___ Task data

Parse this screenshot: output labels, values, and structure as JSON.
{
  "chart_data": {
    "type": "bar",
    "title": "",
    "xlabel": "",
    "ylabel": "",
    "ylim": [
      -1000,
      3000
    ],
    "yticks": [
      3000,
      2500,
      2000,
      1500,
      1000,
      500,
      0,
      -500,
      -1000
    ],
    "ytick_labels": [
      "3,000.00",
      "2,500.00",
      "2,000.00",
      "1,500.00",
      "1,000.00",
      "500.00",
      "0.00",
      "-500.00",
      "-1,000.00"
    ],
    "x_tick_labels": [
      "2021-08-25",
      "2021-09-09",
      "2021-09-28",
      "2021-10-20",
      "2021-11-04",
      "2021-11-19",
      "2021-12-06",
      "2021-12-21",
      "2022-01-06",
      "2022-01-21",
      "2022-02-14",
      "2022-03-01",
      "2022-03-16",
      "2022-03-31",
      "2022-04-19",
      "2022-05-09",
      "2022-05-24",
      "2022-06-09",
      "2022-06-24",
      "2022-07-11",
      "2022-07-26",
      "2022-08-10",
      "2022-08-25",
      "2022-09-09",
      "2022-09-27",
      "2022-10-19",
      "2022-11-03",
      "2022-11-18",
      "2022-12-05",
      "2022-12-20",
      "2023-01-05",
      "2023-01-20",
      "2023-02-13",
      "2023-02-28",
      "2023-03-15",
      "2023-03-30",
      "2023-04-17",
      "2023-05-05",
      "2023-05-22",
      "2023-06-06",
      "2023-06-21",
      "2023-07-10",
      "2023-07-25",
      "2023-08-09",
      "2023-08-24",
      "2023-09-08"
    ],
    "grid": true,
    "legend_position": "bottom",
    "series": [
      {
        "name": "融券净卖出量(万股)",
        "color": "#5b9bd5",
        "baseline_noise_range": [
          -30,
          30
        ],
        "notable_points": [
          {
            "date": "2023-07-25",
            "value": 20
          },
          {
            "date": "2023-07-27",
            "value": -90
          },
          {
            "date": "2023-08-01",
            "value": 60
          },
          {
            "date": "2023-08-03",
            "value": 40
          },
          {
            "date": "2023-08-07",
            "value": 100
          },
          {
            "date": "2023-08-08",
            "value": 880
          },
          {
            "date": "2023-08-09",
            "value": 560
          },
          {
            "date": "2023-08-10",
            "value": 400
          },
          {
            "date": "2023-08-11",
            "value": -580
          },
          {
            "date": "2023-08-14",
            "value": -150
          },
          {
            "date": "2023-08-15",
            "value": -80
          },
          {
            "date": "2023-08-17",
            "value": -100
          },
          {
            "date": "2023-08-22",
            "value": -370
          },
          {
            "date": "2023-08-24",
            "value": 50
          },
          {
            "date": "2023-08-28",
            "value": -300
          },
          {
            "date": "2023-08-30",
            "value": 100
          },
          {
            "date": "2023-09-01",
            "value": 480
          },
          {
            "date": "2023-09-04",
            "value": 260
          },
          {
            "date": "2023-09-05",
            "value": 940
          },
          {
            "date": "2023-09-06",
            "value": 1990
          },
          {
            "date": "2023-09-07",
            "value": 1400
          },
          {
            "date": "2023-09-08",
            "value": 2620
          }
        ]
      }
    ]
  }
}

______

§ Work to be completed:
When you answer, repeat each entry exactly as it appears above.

§ Solution to this exercise:
Parse this screenshot: output labels, values, and structure as JSON.
{
  "chart_data": {
    "type": "bar",
    "title": "",
    "xlabel": "",
    "ylabel": "",
    "ylim": [
      -1000,
      3000
    ],
    "yticks": [
      3000,
      2500,
      2000,
      1500,
      1000,
      500,
      0,
      -500,
      -1000
    ],
    "ytick_labels": [
      "3,000.00",
      "2,500.00",
      "2,000.00",
      "1,500.00",
      "1,000.00",
      "500.00",
      "0.00",
      "-500.00",
      "-1,000.00"
    ],
    "x_tick_labels": [
      "2021-08-25",
      "2021-09-09",
      "2021-09-28",
      "2021-10-20",
      "2021-11-04",
      "2021-11-19",
      "2021-12-06",
      "2021-12-21",
      "2022-01-06",
      "2022-01-21",
      "2022-02-14",
      "2022-03-01",
      "2022-03-16",
      "2022-03-31",
      "2022-04-19",
      "2022-05-09",
      "2022-05-24",
      "2022-06-09",
      "2022-06-24",
      "2022-07-11",
      "2022-07-26",
      "2022-08-10",
      "2022-08-25",
      "2022-09-09",
      "2022-09-27",
      "2022-10-19",
      "2022-11-03",
      "2022-11-18",
      "2022-12-05",
      "2022-12-20",
      "2023-01-05",
      "2023-01-20",
      "2023-02-13",
      "2023-02-28",
      "2023-03-15",
      "2023-03-30",
      "2023-04-17",
      "2023-05-05",
      "2023-05-22",
      "2023-06-06",
      "2023-06-21",
      "2023-07-10",
      "2023-07-25",
      "2023-08-09",
      "2023-08-24",
      "2023-09-08"
    ],
    "grid": true,
    "legend_position": "bottom",
    "series": [
      {
        "name": "融券净卖出量(万股)",
        "color": "#5b9bd5",
        "baseline_noise_range": [
          -30,
          30
        ],
        "notable_points": [
          {
            "date": "2023-07-25",
            "value": 20
          },
          {
            "date": "2023-07-27",
            "value": -90
          },
          {
            "date": "2023-08-01",
            "value": 60
          },
          {
            "date": "2023-08-03",
            "value": 40
          },
          {
            "date": "2023-08-07",
            "value": 100
          },
          {
            "date": "2023-08-08",
            "value": 880
          },
          {
            "date": "2023-08-09",
            "value": 560
          },
          {
            "date": "2023-08-10",
            "value": 400
          },
          {
            "date": "2023-08-11",
            "value": -580
          },
          {
            "date": "2023-08-14",
            "value": -150
          },
          {
            "date": "2023-08-15",
            "value": -80
          },
          {
            "date": "2023-08-17",
            "value": -100
          },
          {
            "date": "2023-08-22",
            "value": -370
          },
          {
            "date": "2023-08-24",
            "value": 50
          },
          {
            "date": "2023-08-28",
            "value": -300
          },
          {
            "date": "2023-08-30",
            "value": 100
          },
          {
            "date": "2023-09-01",
            "value": 480
          },
          {
            "date": "2023-09-04",
            "value": 260
          },
          {
            "date": "2023-09-05",
            "value": 940
          },
          {
            "date": "2023-09-06",
            "value": 1990
          },
          {
            "date": "2023-09-07",
            "value": 1400
          },
          {
            "date": "2023-09-08",
            "value": 2620
          }
        ]
      }
    ]
  }
}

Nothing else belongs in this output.